I was stationed on the USS Orion AS-18 home-ported in Norfolk, Virginia. She was moored on the starboard side of pier 22 as you looked out to the harbor. Pier 22 was located on that part of the Navy complex called Destroyer & Submarine Piers. Captain Bell was the Commanding Officer; LT Walraven was the Weapons Officer; TMCS Dubious was the W-4 Division Leading Chief Petty Officer (LCPO); and TM1 Mike Clifford was the division Leading Petty Officer (LPO) while I was a TM3 in this division when this story developed.
Just outside the gates for the Main Navy Base and D&S piers was what was known universally throughout the Navy as “the strip.” The strip was made up of a collection of businesses whose entire reason for existing were the enlisted sailors on the ships in port. These consisted of a collection bars, tailor shops, tattoo parlors, and locker clubs.
One of the things sailors of this time did was have a second Cracker Jack uniform tailor-made to wear on liberty. This saved your uniform issued in boot camp for personnel inspections. Plus the tailored uniform was custom fit and each jumper had custom designed sewing on the inside; mine was a very elaborate and colorful dragon. Plus each rate had patches that were sewn on the inside of the cuffs of the jumper that stood out when you folded them back on liberty to make you look different from the other sailors. These are called “liberty cuffs” and this tradition exists until this day.
You have to understand that sailors E-6 and below were not allowed to have civilian clothes. When you left the base if you belonged to one of the locker clubs you could go to your locker and change into civilian clothes. I never joined a locker club because everyone could tell you were in the military by your hair cut, especially in those “hippie” days when all the civilian guys had long hair.
I had gone home on my once-every-two-year visit to Ohio to visit my mother. I do not know about your mother, but I was 21 years old and mine still talked to me, and doted on me like her little boy –which irritated me at the time.
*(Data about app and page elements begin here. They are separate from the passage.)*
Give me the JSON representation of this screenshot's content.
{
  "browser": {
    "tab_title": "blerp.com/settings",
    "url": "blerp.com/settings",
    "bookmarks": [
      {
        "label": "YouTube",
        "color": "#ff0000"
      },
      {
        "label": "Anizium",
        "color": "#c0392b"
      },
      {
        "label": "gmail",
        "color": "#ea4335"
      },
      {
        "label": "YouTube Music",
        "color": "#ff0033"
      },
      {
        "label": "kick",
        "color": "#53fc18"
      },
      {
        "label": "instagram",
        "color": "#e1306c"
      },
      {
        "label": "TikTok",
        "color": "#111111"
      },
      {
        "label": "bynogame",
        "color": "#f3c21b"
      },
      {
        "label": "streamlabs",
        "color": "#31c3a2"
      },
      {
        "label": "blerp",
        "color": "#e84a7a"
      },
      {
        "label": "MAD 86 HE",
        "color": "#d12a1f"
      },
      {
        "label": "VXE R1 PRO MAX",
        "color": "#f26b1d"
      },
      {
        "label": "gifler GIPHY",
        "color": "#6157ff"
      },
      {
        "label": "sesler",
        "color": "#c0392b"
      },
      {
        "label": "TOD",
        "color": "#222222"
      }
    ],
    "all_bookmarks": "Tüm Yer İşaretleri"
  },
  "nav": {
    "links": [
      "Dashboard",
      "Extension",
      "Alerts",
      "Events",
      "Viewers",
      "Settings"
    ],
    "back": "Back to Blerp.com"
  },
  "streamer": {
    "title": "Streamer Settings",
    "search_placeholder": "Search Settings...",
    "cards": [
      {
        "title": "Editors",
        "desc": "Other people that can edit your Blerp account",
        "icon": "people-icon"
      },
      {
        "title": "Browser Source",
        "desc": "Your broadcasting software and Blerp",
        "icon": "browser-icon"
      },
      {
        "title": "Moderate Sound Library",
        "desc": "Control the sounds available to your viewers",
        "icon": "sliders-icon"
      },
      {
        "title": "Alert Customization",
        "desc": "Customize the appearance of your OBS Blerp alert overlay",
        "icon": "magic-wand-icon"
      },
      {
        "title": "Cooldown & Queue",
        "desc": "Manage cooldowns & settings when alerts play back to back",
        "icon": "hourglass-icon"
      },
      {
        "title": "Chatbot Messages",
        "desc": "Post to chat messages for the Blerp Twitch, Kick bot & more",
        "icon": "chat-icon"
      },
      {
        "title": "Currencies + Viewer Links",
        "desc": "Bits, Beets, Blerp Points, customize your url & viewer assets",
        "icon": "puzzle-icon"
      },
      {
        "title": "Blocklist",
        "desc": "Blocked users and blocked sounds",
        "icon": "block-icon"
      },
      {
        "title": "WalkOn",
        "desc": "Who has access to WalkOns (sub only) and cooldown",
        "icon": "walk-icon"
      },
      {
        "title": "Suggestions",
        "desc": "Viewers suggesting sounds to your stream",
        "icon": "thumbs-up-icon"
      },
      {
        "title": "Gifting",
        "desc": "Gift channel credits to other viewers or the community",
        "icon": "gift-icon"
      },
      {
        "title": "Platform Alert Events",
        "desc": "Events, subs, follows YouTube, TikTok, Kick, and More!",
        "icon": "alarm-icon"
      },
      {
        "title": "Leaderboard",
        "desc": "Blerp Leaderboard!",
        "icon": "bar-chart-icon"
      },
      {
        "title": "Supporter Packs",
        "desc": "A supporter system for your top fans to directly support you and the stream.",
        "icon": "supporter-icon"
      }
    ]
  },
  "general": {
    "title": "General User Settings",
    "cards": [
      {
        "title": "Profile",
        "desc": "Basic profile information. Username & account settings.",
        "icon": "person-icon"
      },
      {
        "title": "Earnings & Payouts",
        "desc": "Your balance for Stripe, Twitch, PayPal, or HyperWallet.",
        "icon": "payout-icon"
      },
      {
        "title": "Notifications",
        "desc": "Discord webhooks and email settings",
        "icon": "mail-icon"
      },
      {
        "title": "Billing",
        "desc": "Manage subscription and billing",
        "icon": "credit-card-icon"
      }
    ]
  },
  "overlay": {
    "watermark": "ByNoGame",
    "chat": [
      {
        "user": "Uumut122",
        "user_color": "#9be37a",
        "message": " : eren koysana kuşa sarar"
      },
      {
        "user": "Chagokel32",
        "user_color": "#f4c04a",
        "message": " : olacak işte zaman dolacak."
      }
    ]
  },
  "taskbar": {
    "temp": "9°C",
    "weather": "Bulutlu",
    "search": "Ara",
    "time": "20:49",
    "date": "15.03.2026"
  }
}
Now that I am older and she passed away several years ago, I would gladly have her treating me that way now. When I got home I had hung my uniform on a hanger in the closet and forgotten about it while I wore civilian clothes for those two weeks.
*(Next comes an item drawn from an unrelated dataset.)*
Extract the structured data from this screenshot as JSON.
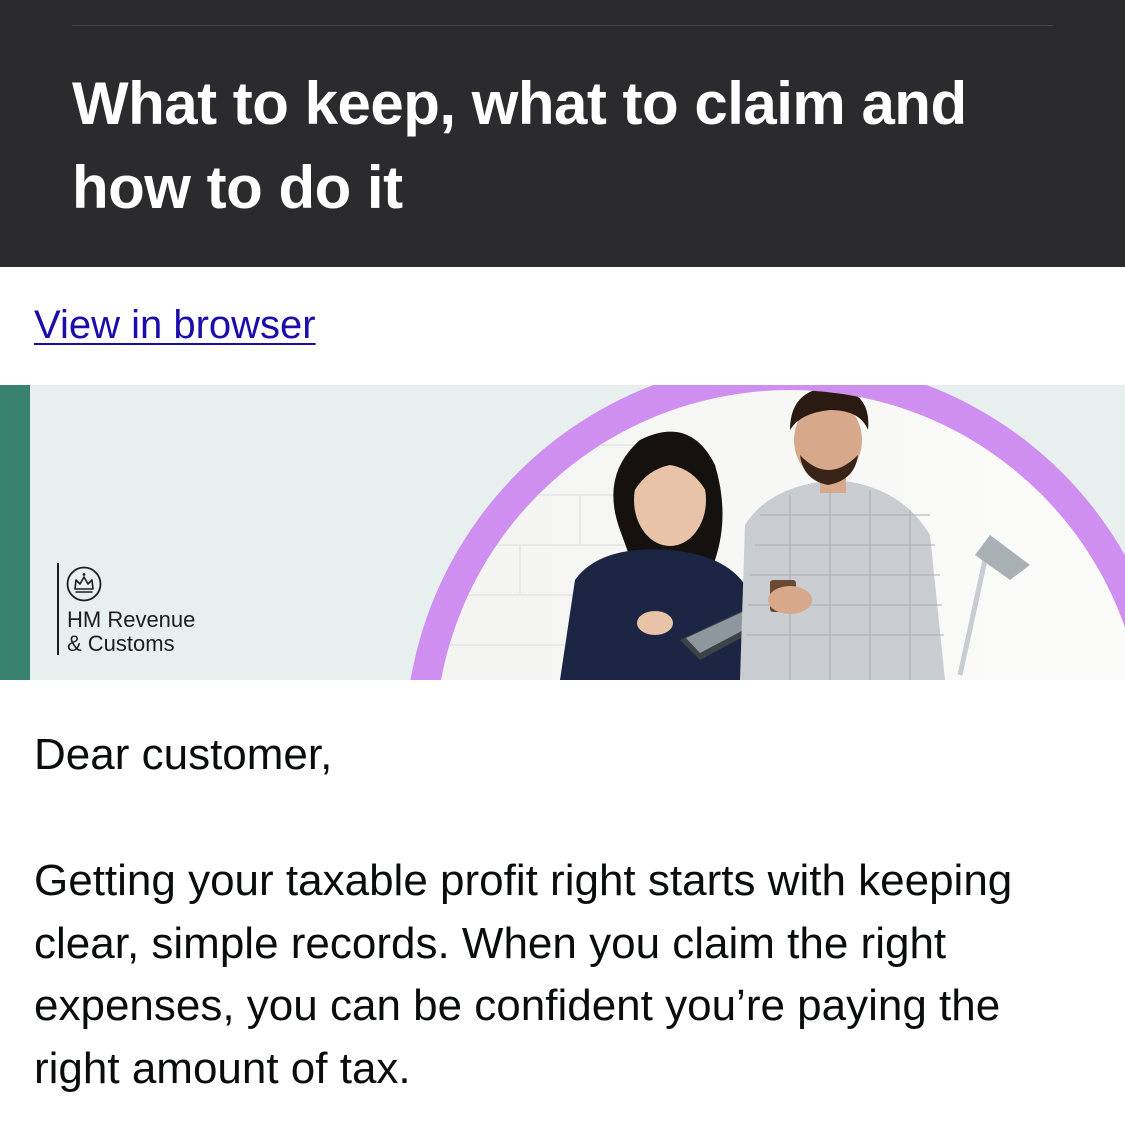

It was about time to go back to the ship and I was packing my sea bag. I pulled my uniform out of the closet to make sure it was ready to go, I screamed, “Mom, what the hell did you do to my jumper?” The back of my jumper had a huge square hole in it were the dragon used to be. My mother liked the dragon in the back of my jumper and had cut it out. She had framed it in a picture frame under glass and placed it on the wall in her bedroom.
I called TM1 Mike Clifford at his house to tell him what my problem was and asked for help. I had his home number because he and his wife would have TM3 Tom Hubbard and me over for parties and we would watch the kids while they went out once in a while. When I told Mike what she had done he exclaimed, “What the hell did you say she did?” I repeated myself and Mike said, “what can I do for you Craig?” I asked him to contact my tailor and see if he could get me a new jumper by the next night. Mike contacted the tailor who said he had my order form and could have a new jumper ready for me by 5 PM the next day. Mike called me back to give me the good news and arranged to pick me up at the Norfolk airport at 3 PM the next day.
When I landed at the Norfolk airport Mike was waiting. Once I got my sea bag we went to Mike’s car and off we went to the tailor. When we get to the tailor; I paid for the new jumper. The tailor let me change into my uniform in his fitting room. While I was changing, Mike and the Tailor kept laughing about what happened; both saying they had never heard of this ever happening before.
After I changed into my uniform Mike took me to the ship so I could report in.
Mike had saved me from reporting back to the ship out of uniform.
I knew Mike both professionally and as a personal friend until he passed away. He never let me live this down, sometime during our meetings or phone calls he would always say, “Your Mother did what to your uniform?”
Other Sea Stories by Craig Johnson:
Rum, Coke and Roosevelt Rhodes (Bangari)